START Data records

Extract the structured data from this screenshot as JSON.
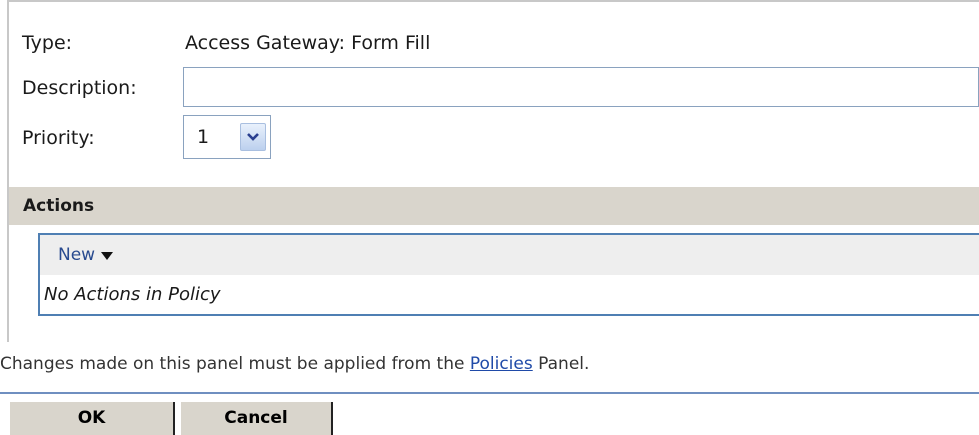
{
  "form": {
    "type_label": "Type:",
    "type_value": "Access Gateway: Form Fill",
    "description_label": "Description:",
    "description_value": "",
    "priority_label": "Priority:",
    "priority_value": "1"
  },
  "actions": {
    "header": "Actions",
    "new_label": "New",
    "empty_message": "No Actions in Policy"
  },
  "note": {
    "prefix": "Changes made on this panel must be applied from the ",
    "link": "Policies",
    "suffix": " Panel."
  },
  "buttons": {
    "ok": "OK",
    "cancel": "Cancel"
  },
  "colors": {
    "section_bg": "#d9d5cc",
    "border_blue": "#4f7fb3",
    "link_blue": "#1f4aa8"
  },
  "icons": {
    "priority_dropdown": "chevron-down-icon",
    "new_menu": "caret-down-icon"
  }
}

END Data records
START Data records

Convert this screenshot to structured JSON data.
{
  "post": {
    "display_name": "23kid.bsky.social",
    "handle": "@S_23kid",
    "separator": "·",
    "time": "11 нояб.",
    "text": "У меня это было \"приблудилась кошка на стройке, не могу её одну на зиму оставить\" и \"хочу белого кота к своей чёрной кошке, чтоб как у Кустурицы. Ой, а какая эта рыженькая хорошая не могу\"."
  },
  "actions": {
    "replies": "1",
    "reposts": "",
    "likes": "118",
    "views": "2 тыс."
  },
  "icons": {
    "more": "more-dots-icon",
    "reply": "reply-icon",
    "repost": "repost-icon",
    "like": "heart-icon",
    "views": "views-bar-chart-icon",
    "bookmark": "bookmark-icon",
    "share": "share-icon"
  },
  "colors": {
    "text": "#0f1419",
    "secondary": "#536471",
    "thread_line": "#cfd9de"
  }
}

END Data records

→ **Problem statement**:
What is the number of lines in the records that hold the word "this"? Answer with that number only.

→ **Task response**:
3